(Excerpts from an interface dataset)

====

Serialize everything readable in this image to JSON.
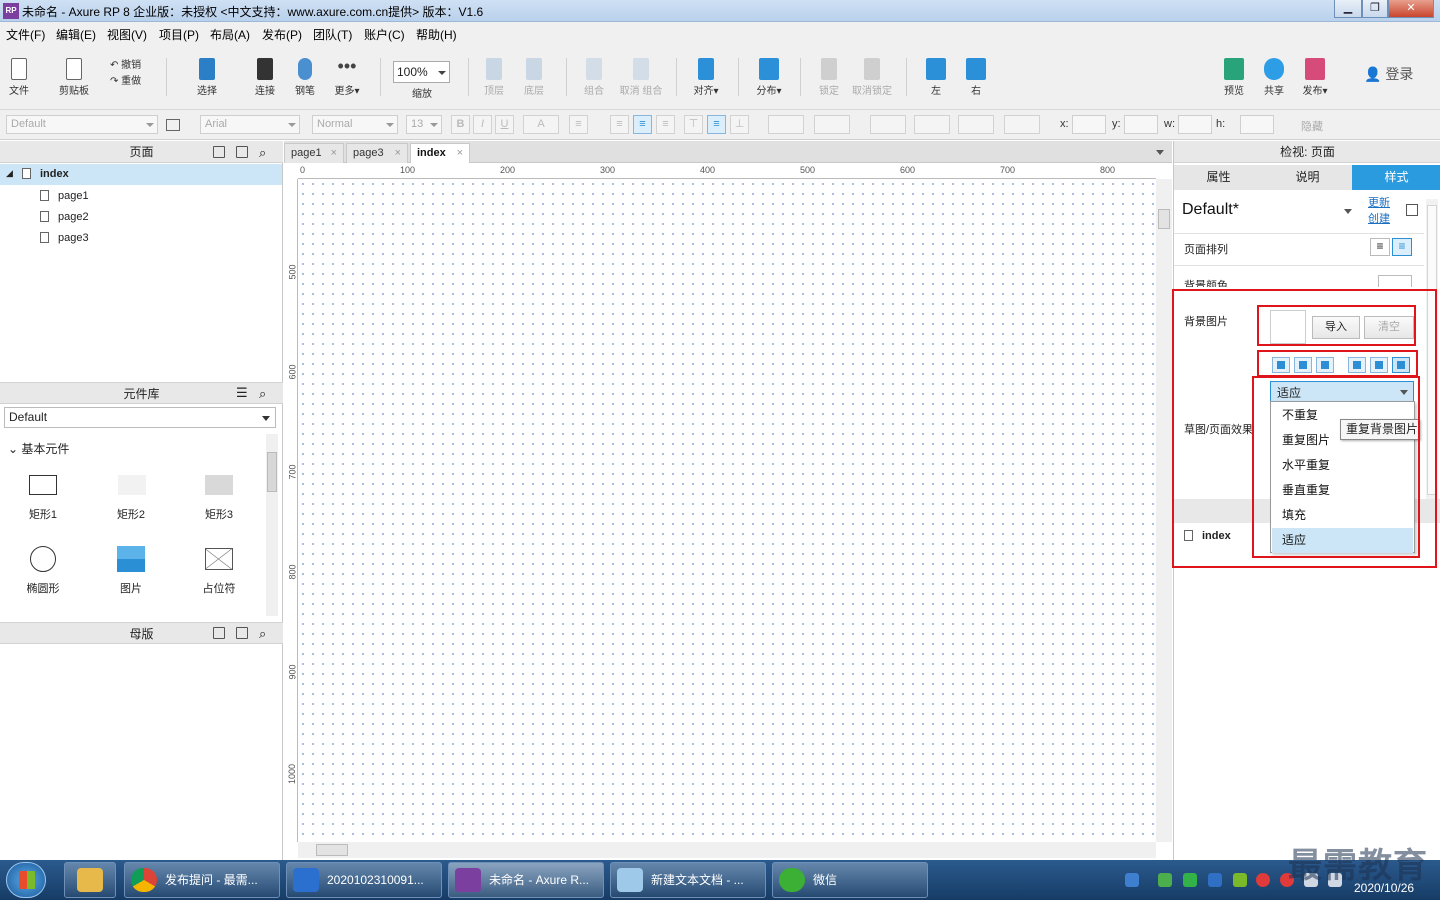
{
  "window": {
    "title": "未命名 - Axure RP 8 企业版：未授权      <中文支持：www.axure.com.cn提供> 版本：V1.6",
    "logo": "RP"
  },
  "menu": [
    "文件(F)",
    "编辑(E)",
    "视图(V)",
    "项目(P)",
    "布局(A)",
    "发布(P)",
    "团队(T)",
    "账户(C)",
    "帮助(H)"
  ],
  "toolbar": {
    "file": "文件",
    "clipboard": "剪贴板",
    "undo": "撤销",
    "redo": "重做",
    "select": "选择",
    "connect": "连接",
    "pen": "钢笔",
    "more": "更多▾",
    "zoom_value": "100%",
    "zoom_label": "缩放",
    "top": "顶层",
    "bottom": "底层",
    "group": "组合",
    "ungroup": "取消 组合",
    "align": "对齐▾",
    "distribute": "分布▾",
    "lock": "锁定",
    "unlock": "取消锁定",
    "left": "左",
    "right": "右",
    "preview": "预览",
    "share": "共享",
    "publish": "发布▾",
    "login": "登录"
  },
  "format": {
    "style": "Default",
    "font": "Arial",
    "weight": "Normal",
    "size": "13",
    "x_label": "x:",
    "y_label": "y:",
    "w_label": "w:",
    "h_label": "h:",
    "hide_label": "隐藏",
    "bold": "B",
    "italic": "I",
    "underline": "U",
    "text_color": "A"
  },
  "pages_panel": {
    "title": "页面",
    "root": "index",
    "children": [
      "page1",
      "page2",
      "page3"
    ]
  },
  "library_panel": {
    "title": "元件库",
    "selected": "Default",
    "section": "基本元件",
    "widgets": [
      "矩形1",
      "矩形2",
      "矩形3",
      "椭圆形",
      "图片",
      "占位符"
    ]
  },
  "masters_panel": {
    "title": "母版"
  },
  "tabs": [
    "page1",
    "page3",
    "index"
  ],
  "ruler_h": [
    "0",
    "100",
    "200",
    "300",
    "400",
    "500",
    "600",
    "700",
    "800"
  ],
  "ruler_v": [
    "500",
    "600",
    "700",
    "800",
    "900",
    "1000"
  ],
  "inspector": {
    "title": "检视: 页面",
    "tabs": [
      "属性",
      "说明",
      "样式"
    ],
    "style_name": "Default*",
    "update": "更新",
    "create": "创建",
    "page_align": "页面排列",
    "bg_color": "背景颜色",
    "bg_image": "背景图片",
    "import": "导入",
    "clear": "清空",
    "sketch": "草图/页面效果",
    "repeat_selected": "适应",
    "repeat_options": [
      "不重复",
      "重复图片",
      "水平重复",
      "垂直重复",
      "填充",
      "适应"
    ],
    "tooltip": "重复背景图片",
    "outline_item": "index"
  },
  "taskbar": {
    "items": [
      "发布提问 - 最需...",
      "2020102310091...",
      "未命名 - Axure R...",
      "新建文本文档 - ...",
      "微信"
    ],
    "date": "2020/10/26",
    "watermark": "最需教育"
  },
  "colors": {
    "accent": "#2b9be0",
    "highlight": "#e0141b",
    "taskbar": "#1f4a7a"
  }
}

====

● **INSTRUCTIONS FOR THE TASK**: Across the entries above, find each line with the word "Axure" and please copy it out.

● **ANSWER TO THIS TASK**:
    "title": "未命名 - Axure RP 8 企业版：未授权      <中文支持：www.axure.com.cn提供> 版本：V1.6",
      "未命名 - Axure R...",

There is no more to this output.